• [WHAT YOU ARE ASKED TO DO]
Search the records below for "name" and copy every line it turns up in.

:::::

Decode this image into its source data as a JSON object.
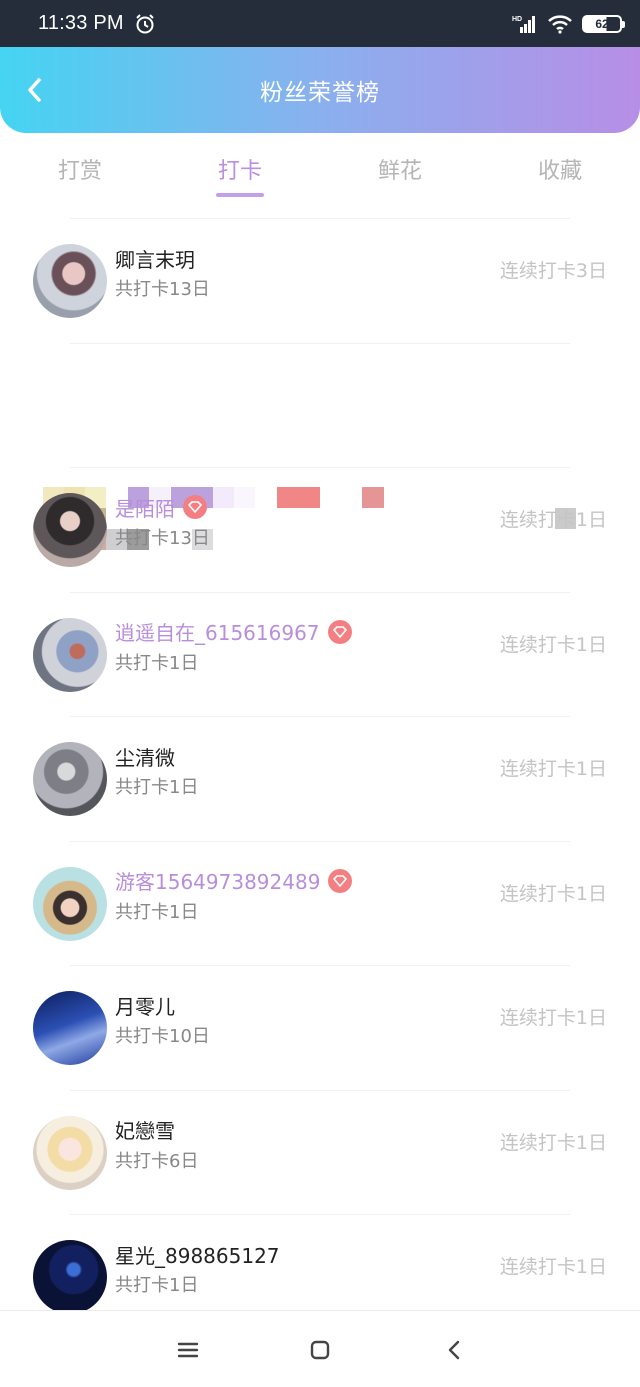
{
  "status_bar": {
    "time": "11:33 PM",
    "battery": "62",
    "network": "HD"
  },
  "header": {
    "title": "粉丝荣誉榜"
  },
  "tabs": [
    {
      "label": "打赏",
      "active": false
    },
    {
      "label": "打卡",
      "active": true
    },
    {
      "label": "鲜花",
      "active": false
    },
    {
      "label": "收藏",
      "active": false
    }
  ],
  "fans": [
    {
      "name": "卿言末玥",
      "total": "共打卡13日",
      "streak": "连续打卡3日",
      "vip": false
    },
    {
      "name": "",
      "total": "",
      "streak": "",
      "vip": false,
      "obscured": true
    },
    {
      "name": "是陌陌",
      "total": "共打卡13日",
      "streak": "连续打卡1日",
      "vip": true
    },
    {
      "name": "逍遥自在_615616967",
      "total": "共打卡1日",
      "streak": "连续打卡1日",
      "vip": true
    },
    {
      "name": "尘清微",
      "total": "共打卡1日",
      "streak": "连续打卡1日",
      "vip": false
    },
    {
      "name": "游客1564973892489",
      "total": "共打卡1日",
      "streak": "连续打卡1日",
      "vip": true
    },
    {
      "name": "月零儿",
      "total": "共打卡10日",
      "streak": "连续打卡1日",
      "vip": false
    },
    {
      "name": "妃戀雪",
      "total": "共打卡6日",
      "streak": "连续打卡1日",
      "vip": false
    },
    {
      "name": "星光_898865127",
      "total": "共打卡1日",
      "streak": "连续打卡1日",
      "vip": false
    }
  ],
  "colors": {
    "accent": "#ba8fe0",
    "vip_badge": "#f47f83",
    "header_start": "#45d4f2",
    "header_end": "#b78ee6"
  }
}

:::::

• [ANSWER TO THE PROBLEM]
      "name": "卿言末玥",
      "name": "",
      "name": "是陌陌",
      "name": "逍遥自在_615616967",
      "name": "尘清微",
      "name": "游客1564973892489",
      "name": "月零儿",
      "name": "妃戀雪",
      "name": "星光_898865127",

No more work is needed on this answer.